First of all, let me say that often people are astounded to find out I am losing weight “the hard way” (IE. no magic pills or trendy/fad diets…and no surgical intervention). I have actually had people say something to this effect, “Really? *That* works?!” They have genuine shock and surprise in their voices. How interesting.
In a society that is dominated by the quicker/faster/better option, people often overlook the best/healthiest route. I mean, who wants to actually *work* toward something when you get snipped and tucked…one “quick and easy” procedure cures all your physical woes. Right? Wrong. I have never been an advocate for weight loss surgery…ever. Even at my heaviest when my doctor offered me a referral to the “weight loss clinic” (IE fat-removing surgeon), I turned him down. I was not willing to risk my life when there was a *much* safer alternative – exercise and healthy eating.

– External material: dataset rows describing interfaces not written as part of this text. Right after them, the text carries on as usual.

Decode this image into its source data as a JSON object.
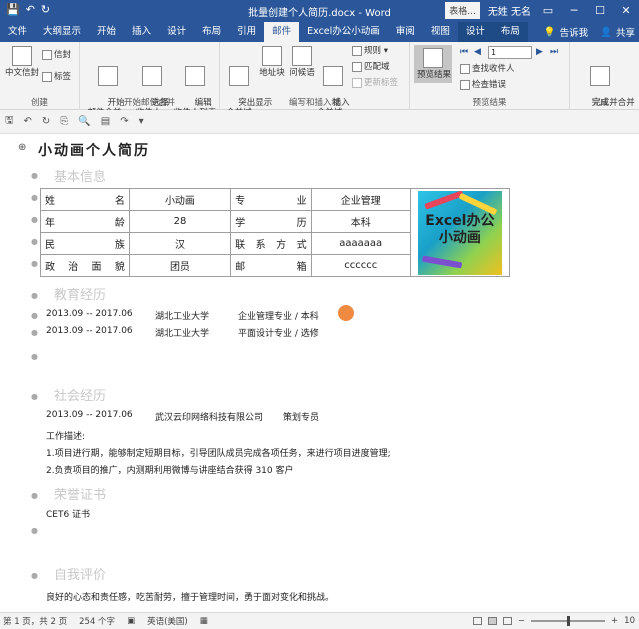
{
  "titlebar": {
    "doc_title": "批量创建个人简历.docx  -  Word",
    "tools_label": "表格...",
    "user": "无姓 无名",
    "qa_save": "💾",
    "qa_undo": "↶",
    "qa_redo": "↻"
  },
  "tabs": [
    {
      "label": "文件",
      "active": false
    },
    {
      "label": "大纲显示",
      "active": false
    },
    {
      "label": "开始",
      "active": false
    },
    {
      "label": "插入",
      "active": false
    },
    {
      "label": "设计",
      "active": false
    },
    {
      "label": "布局",
      "active": false
    },
    {
      "label": "引用",
      "active": false
    },
    {
      "label": "邮件",
      "active": true
    },
    {
      "label": "Excel办公小动画",
      "active": false
    },
    {
      "label": "审阅",
      "active": false
    },
    {
      "label": "视图",
      "active": false
    },
    {
      "label": "设计",
      "active": false,
      "ctx": true
    },
    {
      "label": "布局",
      "active": false,
      "ctx": true
    }
  ],
  "tab_right": {
    "tell_me": "告诉我",
    "share": "共享"
  },
  "ribbon": {
    "create": {
      "label": "创建",
      "chinese_envelope": "中文信封",
      "envelope": "信封",
      "labels": "标签"
    },
    "start_merge": {
      "label": "开始邮件合并",
      "start": "开始\n邮件合并 ▾",
      "select": "选择\n收件人 ▾",
      "edit": "编辑\n收件人列表"
    },
    "write_insert": {
      "label": "编写和插入域",
      "highlight": "突出显示\n合并域",
      "address": "地址块",
      "greeting": "问候语",
      "insert_field": "插入\n合并域 ▾",
      "rules": "规则 ▾",
      "match": "匹配域",
      "update": "更新标签"
    },
    "preview": {
      "label": "预览结果",
      "preview_btn": "预览结果",
      "record": "1",
      "find": "查找收件人",
      "check": "检查错误"
    },
    "finish": {
      "label": "完成",
      "finish_btn": "完成并合并\n▾"
    }
  },
  "document": {
    "heading": "小动画个人简历",
    "sections": {
      "basic": "基本信息",
      "education": "教育经历",
      "social": "社会经历",
      "honors": "荣誉证书",
      "self_eval": "自我评价"
    },
    "table": [
      [
        "姓名",
        "小动画",
        "专业",
        "企业管理"
      ],
      [
        "年龄",
        "28",
        "学历",
        "本科"
      ],
      [
        "民族",
        "汉",
        "联系方式",
        "aaaaaaa"
      ],
      [
        "政治面貌",
        "团员",
        "邮箱",
        "cccccc"
      ]
    ],
    "photo_text": "Excel办公\n小动画",
    "education": [
      {
        "period": "2013.09 -- 2017.06",
        "school": "湖北工业大学",
        "major": "企业管理专业 / 本科"
      },
      {
        "period": "2013.09 -- 2017.06",
        "school": "湖北工业大学",
        "major": "平面设计专业 / 选修"
      }
    ],
    "social": {
      "period": "2013.09 -- 2017.06",
      "company": "武汉云印网络科技有限公司",
      "role": "策划专员",
      "desc_label": "工作描述:",
      "item1": "1.项目进行期，能够制定短期目标，引导团队成员完成各项任务，来进行项目进度管理;",
      "item2": "2.负责项目的推广，内测期利用微博与讲座结合获得 310 客户"
    },
    "honors": "CET6 证书",
    "self_eval": "良好的心态和责任感，吃苦耐劳，擅于管理时间，勇于面对变化和挑战。"
  },
  "status": {
    "page": "第 1 页，共 2 页",
    "words": "254 个字",
    "lang": "英语(美国)",
    "zoom": "10"
  }
}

Anyway…stepping off my soap box…
I have been wanting to share some of my “staple” foods that have helped me in my journey. Not all of these choices would be right for everyone, of course, based on your own dietary needs and tastes. So, this is not intended to be any kind of sound nutritional advice, folks. Just what I like and what works for me. I have posted previously about my food choices, if you are interested.
My first new discovery was Bolthouse Farms. They have many products, but I am in love with their yogurt-based ranch dressing. I love veggies…raw and crunchy veggies…but dipping them in ranch makes them even better (in my opinion). I always limit myself to no more than one serving (2 Tbsp) and that is quite often *way* more than enough anyway. Bolthouse Farms makes many other dressings and vinaigrettes, so if ranch dressing does not toot your horn, they probably have something else that will.
I have also switched to stevia as a sweetener instead of traditional granulated sugar. I rarely used sugar anyway, but when I do I am now grabbing stevia. Personally, I can taste a small difference between the two (maybe that is just me), but the difference does not bother me. Sweet is sweet, right?
My next “big” find was Kashi (thanks to the nutritionist). I was browsing the aisles of whole/natural/organic foods in my grocery store when I stumbled upon: Kashi TLC Pumpkin Spice Flax Crunchy Granola Bars (what a mouth-full). These things are *amazingly* delicious…really. My daughters have been having them as their mid-morning snack for days now. They come packaged in pairs, which is perfect for each of my daughters to have one bar (85 calories, 3 g fat, 0.5 saturated fat, and 3 g protein). Those of you watching carb intake might be less excited about these bars, though. They weigh in at 25g of carbs per pack (two bars), so that may not be ideal for everyone.
Cooking oils are abundant these days. Previously, I always had vegetable oil in my pantry. Then I switched to extra-virgin olive oil (EVOO). Then canola oil. Recently, my friend switched to coconut oil because of all the hype it was receiving. That, of course, led me to purchase some and start using it. When I spent some time earlier this month with the nutritionist, I asked about all the different oils. Ultimately, she recommended using canola oil for high-temperature cooking and EVOO for low-temperature cooking and dressings. Although there are benefits to using coconut oil, the high (and I mean *very* high) saturated fat content make it a bad contender for regular use. What kind of oil(s) do you use for cooking/baking?
I have mentioned previously that I have given up all white/bleached/enriched flour products (IE white bread and regular pastas). An interesting bit of information I learned from the nutritionist, though, was that I had been eating them this whole time – unknowingly. I *assumed* that if a product simply said “wheat flour” it meant the flour was not bleached/enriched. However, that apparently is not necessarily the case. The same goes for durum flour and semolina. If the ingredient label does not include the word *whole* in front of those terms, chances are the flour *was* bleached/enriched and the manufacturer is just not putting that explicitly on the label. This, in my opinion, is one more step to intentionally deceive consumers. Letting us believe we are eating better food when, in fact, we are not. I was not happy to find this out, of course. So, I will be even more careful when selecting products that contain flour (in any form) to ensure I am not eating those bleached/enriched flours.
Do you read the nutrition labels and ingredient lists when grocery shopping? If so, what criteria must a food meet in order to land a spot in your cart?
Have you ever tried a fad diet in hopes of losing a great deal of weight quickly? If so, which one(s) have you tried, and what was your experience with it?